▸ **Exercise goal**: In the listing below, find each line that holds the string "your" and copy it.

----- Recorded information

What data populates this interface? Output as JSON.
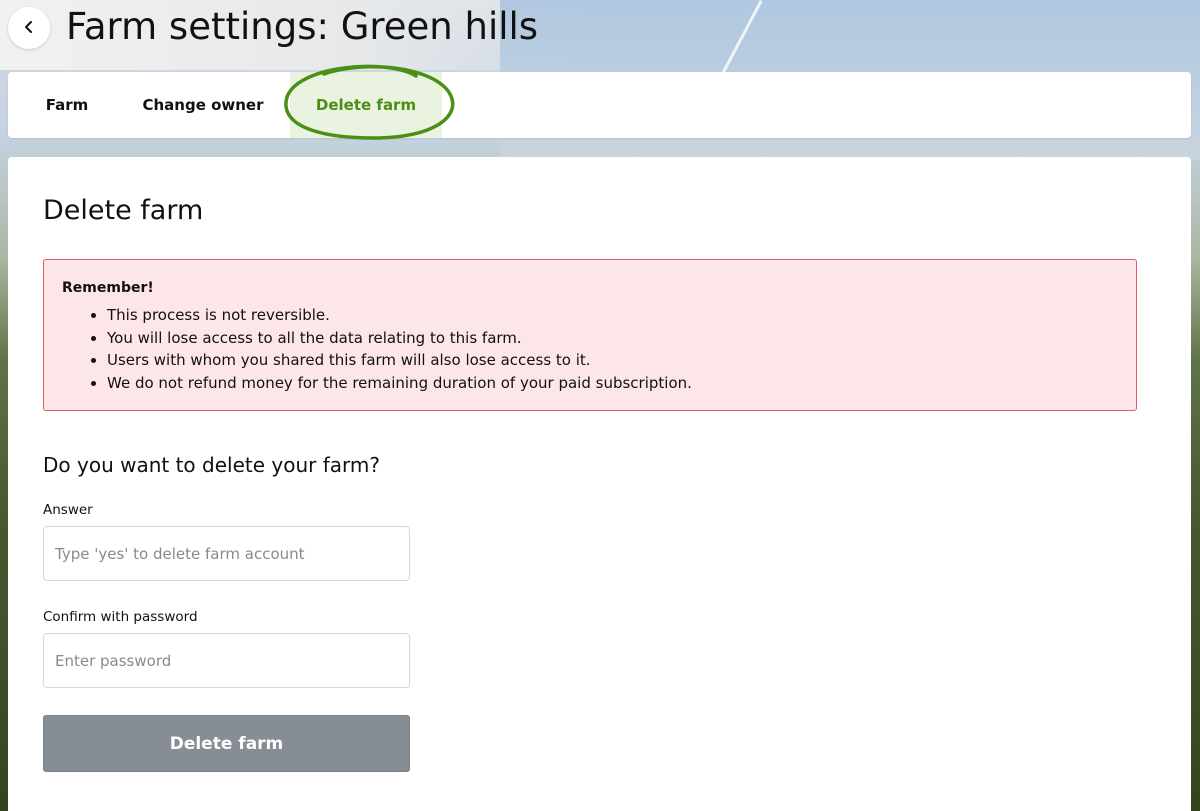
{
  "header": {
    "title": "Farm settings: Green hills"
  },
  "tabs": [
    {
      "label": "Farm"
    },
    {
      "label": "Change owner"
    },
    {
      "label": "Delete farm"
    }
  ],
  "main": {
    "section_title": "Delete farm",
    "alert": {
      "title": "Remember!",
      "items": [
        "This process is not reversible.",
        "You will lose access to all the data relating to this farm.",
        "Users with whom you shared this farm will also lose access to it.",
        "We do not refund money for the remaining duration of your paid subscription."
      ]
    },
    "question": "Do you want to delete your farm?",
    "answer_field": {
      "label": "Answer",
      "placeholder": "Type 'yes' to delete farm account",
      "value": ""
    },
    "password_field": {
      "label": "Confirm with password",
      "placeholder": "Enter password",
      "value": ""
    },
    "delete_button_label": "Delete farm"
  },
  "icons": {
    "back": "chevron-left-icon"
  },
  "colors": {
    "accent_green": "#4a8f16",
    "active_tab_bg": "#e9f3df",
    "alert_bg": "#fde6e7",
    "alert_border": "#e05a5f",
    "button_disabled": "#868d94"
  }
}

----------

▸ **Written answer**:
        "We do not refund money for the remaining duration of your paid subscription."
    "question": "Do you want to delete your farm?",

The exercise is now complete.